When two or more people get the same illness from the same contaminated food or drink, the event is called a foodborne illness outbreak.
FDA investigates outbreaks to control them, so more people do not get sick in the outbreak, and to learn how to prevent similar outbreaks from happening in the future.
FDA’s Coordinated Outbreak Response and Evaluation (CORE) Network was created to manage not just outbreak response, but surveillance and post-response activities related to incidents involving multiple illnesses linked to FDA-regulated human food, dietary supplements, and cosmetic products. Learn how outbreaks are investigated.
Note: Not all recalls, alerts, and advisories result in an outbreak of foodborne illness. Check recent Food Recalls and Safety Alerts.
Outbreak Investigations are managed by FDA’s CORE Response Teams. The investigations are in a variety of stages, meaning that some outbreaks have limited information, and others may be near completion.
Public health advisories are issued for outbreak investigations that have resulted in specific, actionable steps for consumers to take to protect themselves.
How FDA Investigates Foodborne Illness Outbreaks
The FDA has produced a video that shows what FDA does to ensure the food supply is safe and how we identify and remove FDA regulated food products from the market that are causing people to get sick. It explains each step of the outbreak investigation and how CDC, FDA, and state public health partners work together to respond to foodborne illness using science and modern technologies such as whole genome sequencing.
Protect Yourself from Foodborne Illness
Find information about buying, storing, and serving safe food.

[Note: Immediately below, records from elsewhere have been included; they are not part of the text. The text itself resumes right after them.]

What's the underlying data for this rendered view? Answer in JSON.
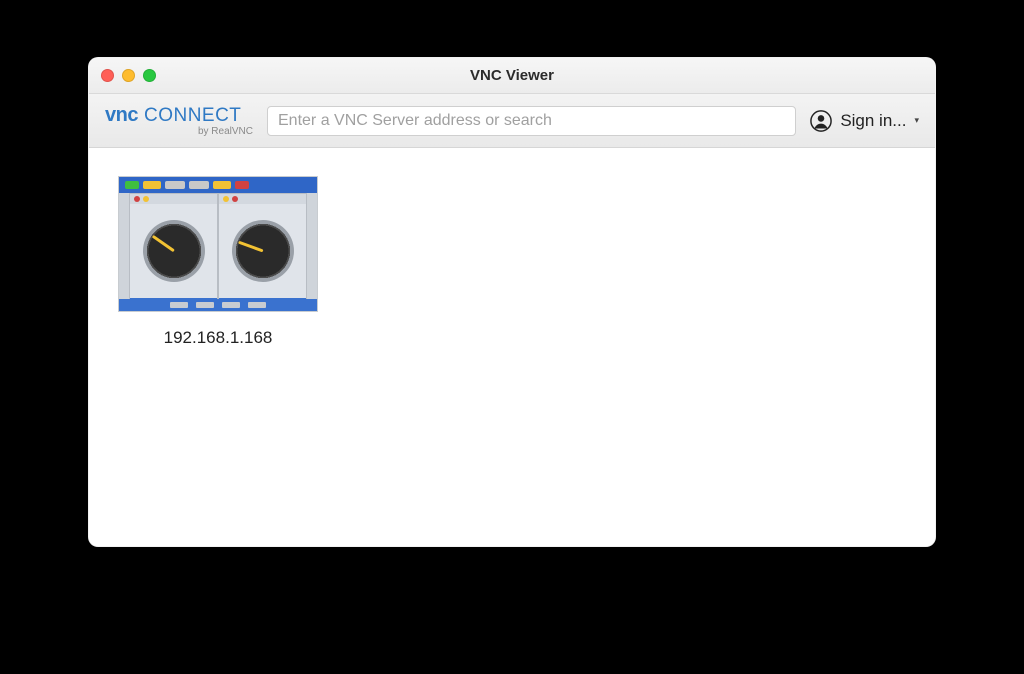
{
  "window": {
    "title": "VNC Viewer"
  },
  "brand": {
    "name_part1": "vnc",
    "name_part2": "connect",
    "subtitle": "by RealVNC"
  },
  "search": {
    "placeholder": "Enter a VNC Server address or search",
    "value": ""
  },
  "account": {
    "signin_label": "Sign in..."
  },
  "connections": [
    {
      "address": "192.168.1.168"
    }
  ]
}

Learn more about preventing foodborne illness for those at higher risk including older adults, pregnant women, diabetics, and others.
- Foodborne Illness-Causing Organisms in the U.S.
- Food Safety Especially Important for At-Risk Groups
- Refrigerator Thermometers: Cold Facts about Food Safety
- Safe Food Handling
- Food and Water Safety During Hurricanes, Power Outages, and Floods
- Preventing Listeria
- Foodborne Pathogens
- More on how to Buy, Store & Serve Safe Food
Who to Contact
Consumers who have symptoms of foodborne illness should contact their health care provider to report their symptoms and receive care.
To report a complaint or adverse event (illness or serious allergic reaction), you have three choices:
- Call an FDA Consumer Complaint Coordinator if you wish to speak directly to a person about your problem.
- Complete an electronic Voluntary MedWatch form online.
- Complete a paper Voluntary MedWatch form that can be mailed to FDA.
Visit www.fda.gov/fcic for additional consumer and industry assistance.
Food and safety related Recall Announcements
Rudolph Foods Issues Allergy Alert on Undeclared Wheat in Rudolph’s OnYums “Onion Flavored Rings”, 3 oz. Packages
Tillamook Issues Allergy Alert on Undeclared Wheat and Soy in Tillamook Waffle Cone Swirl Ice Cream Packaged in Chocolate Peanut Butter Ice Cream Carton
Cricket Creek Farm Recalls Sophelise and Tobasi Cheeses Because of Potential Listeria Monocytogenes Contamination
Plan to Improve Foodborne Outbreak Response
FDA released the Foodborne Outbreak Response Improvement Plan to enhance the speed, effectiveness, coordination, and communication of investigations into outbreaks of foodborne illness.
Leafy Greens STEC Action Plan
The FDA and its partners in the public and private sectors have made significant progress in advancing the safety of leafy greens since the release in March 2020 of the Leafy Greens STEC Action Plan (LGAP).